**RECORDS SHOWN**
↓
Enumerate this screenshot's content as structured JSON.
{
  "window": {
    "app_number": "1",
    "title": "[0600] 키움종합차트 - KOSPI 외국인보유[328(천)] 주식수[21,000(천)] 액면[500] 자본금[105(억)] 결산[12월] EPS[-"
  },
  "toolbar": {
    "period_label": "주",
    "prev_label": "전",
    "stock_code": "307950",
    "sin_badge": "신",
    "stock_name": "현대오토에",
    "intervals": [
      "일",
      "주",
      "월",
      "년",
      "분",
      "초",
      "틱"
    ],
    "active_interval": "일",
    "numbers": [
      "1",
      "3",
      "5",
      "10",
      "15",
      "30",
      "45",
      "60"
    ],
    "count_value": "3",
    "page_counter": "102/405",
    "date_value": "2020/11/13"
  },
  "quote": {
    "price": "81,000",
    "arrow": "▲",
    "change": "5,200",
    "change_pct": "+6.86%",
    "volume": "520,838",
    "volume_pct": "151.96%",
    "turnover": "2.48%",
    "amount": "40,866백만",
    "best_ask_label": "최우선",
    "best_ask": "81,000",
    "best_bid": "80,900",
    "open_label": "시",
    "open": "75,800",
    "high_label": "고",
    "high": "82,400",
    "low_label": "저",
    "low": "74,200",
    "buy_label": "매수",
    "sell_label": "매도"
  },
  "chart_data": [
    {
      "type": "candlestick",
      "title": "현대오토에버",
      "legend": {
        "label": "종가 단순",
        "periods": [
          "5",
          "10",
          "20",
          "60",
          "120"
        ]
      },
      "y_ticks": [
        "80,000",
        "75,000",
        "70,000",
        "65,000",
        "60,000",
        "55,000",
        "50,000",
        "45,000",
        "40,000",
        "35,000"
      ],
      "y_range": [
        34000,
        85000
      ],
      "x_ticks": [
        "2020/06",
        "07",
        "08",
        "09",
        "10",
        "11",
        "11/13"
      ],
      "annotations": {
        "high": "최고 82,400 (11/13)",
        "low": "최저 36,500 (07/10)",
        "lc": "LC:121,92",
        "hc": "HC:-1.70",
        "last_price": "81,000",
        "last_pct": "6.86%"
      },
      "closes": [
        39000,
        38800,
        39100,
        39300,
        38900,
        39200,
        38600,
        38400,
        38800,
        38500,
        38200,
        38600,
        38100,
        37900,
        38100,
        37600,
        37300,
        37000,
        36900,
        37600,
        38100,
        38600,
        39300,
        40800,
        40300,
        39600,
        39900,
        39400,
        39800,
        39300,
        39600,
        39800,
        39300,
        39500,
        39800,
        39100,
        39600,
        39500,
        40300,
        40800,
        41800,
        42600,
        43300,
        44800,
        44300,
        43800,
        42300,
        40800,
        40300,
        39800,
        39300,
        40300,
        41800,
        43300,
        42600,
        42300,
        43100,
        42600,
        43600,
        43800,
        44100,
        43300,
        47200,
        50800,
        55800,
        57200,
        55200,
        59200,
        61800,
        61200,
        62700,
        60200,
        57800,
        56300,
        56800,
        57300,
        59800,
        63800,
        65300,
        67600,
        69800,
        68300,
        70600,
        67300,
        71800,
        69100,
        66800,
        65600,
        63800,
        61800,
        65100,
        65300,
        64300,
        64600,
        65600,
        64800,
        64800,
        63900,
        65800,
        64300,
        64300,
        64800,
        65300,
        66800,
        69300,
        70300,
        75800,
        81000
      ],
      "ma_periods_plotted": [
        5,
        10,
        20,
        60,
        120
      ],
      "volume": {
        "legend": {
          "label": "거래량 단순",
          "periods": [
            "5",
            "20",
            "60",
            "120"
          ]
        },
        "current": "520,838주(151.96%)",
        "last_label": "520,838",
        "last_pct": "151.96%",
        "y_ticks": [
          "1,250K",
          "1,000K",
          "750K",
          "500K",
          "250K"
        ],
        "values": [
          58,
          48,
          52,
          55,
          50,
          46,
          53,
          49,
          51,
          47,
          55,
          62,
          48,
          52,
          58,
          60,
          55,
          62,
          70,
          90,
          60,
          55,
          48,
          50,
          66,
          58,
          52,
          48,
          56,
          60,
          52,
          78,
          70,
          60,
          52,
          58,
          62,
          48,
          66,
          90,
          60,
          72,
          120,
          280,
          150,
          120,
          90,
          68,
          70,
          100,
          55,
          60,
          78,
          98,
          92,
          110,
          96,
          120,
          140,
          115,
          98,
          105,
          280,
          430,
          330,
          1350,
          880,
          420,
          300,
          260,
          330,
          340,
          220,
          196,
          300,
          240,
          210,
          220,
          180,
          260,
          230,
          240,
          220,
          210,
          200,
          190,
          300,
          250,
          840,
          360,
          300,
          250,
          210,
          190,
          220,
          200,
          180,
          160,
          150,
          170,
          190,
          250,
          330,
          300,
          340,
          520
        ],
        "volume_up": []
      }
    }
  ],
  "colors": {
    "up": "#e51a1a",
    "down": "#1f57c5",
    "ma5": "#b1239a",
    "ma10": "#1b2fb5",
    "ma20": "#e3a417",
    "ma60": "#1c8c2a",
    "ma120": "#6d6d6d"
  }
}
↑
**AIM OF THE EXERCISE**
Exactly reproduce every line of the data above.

**ANSWER AREA**
Enumerate this screenshot's content as structured JSON.
{
  "window": {
    "app_number": "1",
    "title": "[0600] 키움종합차트 - KOSPI 외국인보유[328(천)] 주식수[21,000(천)] 액면[500] 자본금[105(억)] 결산[12월] EPS[-"
  },
  "toolbar": {
    "period_label": "주",
    "prev_label": "전",
    "stock_code": "307950",
    "sin_badge": "신",
    "stock_name": "현대오토에",
    "intervals": [
      "일",
      "주",
      "월",
      "년",
      "분",
      "초",
      "틱"
    ],
    "active_interval": "일",
    "numbers": [
      "1",
      "3",
      "5",
      "10",
      "15",
      "30",
      "45",
      "60"
    ],
    "count_value": "3",
    "page_counter": "102/405",
    "date_value": "2020/11/13"
  },
  "quote": {
    "price": "81,000",
    "arrow": "▲",
    "change": "5,200",
    "change_pct": "+6.86%",
    "volume": "520,838",
    "volume_pct": "151.96%",
    "turnover": "2.48%",
    "amount": "40,866백만",
    "best_ask_label": "최우선",
    "best_ask": "81,000",
    "best_bid": "80,900",
    "open_label": "시",
    "open": "75,800",
    "high_label": "고",
    "high": "82,400",
    "low_label": "저",
    "low": "74,200",
    "buy_label": "매수",
    "sell_label": "매도"
  },
  "chart_data": [
    {
      "type": "candlestick",
      "title": "현대오토에버",
      "legend": {
        "label": "종가 단순",
        "periods": [
          "5",
          "10",
          "20",
          "60",
          "120"
        ]
      },
      "y_ticks": [
        "80,000",
        "75,000",
        "70,000",
        "65,000",
        "60,000",
        "55,000",
        "50,000",
        "45,000",
        "40,000",
        "35,000"
      ],
      "y_range": [
        34000,
        85000
      ],
      "x_ticks": [
        "2020/06",
        "07",
        "08",
        "09",
        "10",
        "11",
        "11/13"
      ],
      "annotations": {
        "high": "최고 82,400 (11/13)",
        "low": "최저 36,500 (07/10)",
        "lc": "LC:121,92",
        "hc": "HC:-1.70",
        "last_price": "81,000",
        "last_pct": "6.86%"
      },
      "closes": [
        39000,
        38800,
        39100,
        39300,
        38900,
        39200,
        38600,
        38400,
        38800,
        38500,
        38200,
        38600,
        38100,
        37900,
        38100,
        37600,
        37300,
        37000,
        36900,
        37600,
        38100,
        38600,
        39300,
        40800,
        40300,
        39600,
        39900,
        39400,
        39800,
        39300,
        39600,
        39800,
        39300,
        39500,
        39800,
        39100,
        39600,
        39500,
        40300,
        40800,
        41800,
        42600,
        43300,
        44800,
        44300,
        43800,
        42300,
        40800,
        40300,
        39800,
        39300,
        40300,
        41800,
        43300,
        42600,
        42300,
        43100,
        42600,
        43600,
        43800,
        44100,
        43300,
        47200,
        50800,
        55800,
        57200,
        55200,
        59200,
        61800,
        61200,
        62700,
        60200,
        57800,
        56300,
        56800,
        57300,
        59800,
        63800,
        65300,
        67600,
        69800,
        68300,
        70600,
        67300,
        71800,
        69100,
        66800,
        65600,
        63800,
        61800,
        65100,
        65300,
        64300,
        64600,
        65600,
        64800,
        64800,
        63900,
        65800,
        64300,
        64300,
        64800,
        65300,
        66800,
        69300,
        70300,
        75800,
        81000
      ],
      "ma_periods_plotted": [
        5,
        10,
        20,
        60,
        120
      ],
      "volume": {
        "legend": {
          "label": "거래량 단순",
          "periods": [
            "5",
            "20",
            "60",
            "120"
          ]
        },
        "current": "520,838주(151.96%)",
        "last_label": "520,838",
        "last_pct": "151.96%",
        "y_ticks": [
          "1,250K",
          "1,000K",
          "750K",
          "500K",
          "250K"
        ],
        "values": [
          58,
          48,
          52,
          55,
          50,
          46,
          53,
          49,
          51,
          47,
          55,
          62,
          48,
          52,
          58,
          60,
          55,
          62,
          70,
          90,
          60,
          55,
          48,
          50,
          66,
          58,
          52,
          48,
          56,
          60,
          52,
          78,
          70,
          60,
          52,
          58,
          62,
          48,
          66,
          90,
          60,
          72,
          120,
          280,
          150,
          120,
          90,
          68,
          70,
          100,
          55,
          60,
          78,
          98,
          92,
          110,
          96,
          120,
          140,
          115,
          98,
          105,
          280,
          430,
          330,
          1350,
          880,
          420,
          300,
          260,
          330,
          340,
          220,
          196,
          300,
          240,
          210,
          220,
          180,
          260,
          230,
          240,
          220,
          210,
          200,
          190,
          300,
          250,
          840,
          360,
          300,
          250,
          210,
          190,
          220,
          200,
          180,
          160,
          150,
          170,
          190,
          250,
          330,
          300,
          340,
          520
        ],
        "volume_up": []
      }
    }
  ],
  "colors": {
    "up": "#e51a1a",
    "down": "#1f57c5",
    "ma5": "#b1239a",
    "ma10": "#1b2fb5",
    "ma20": "#e3a417",
    "ma60": "#1c8c2a",
    "ma120": "#6d6d6d"
  }
}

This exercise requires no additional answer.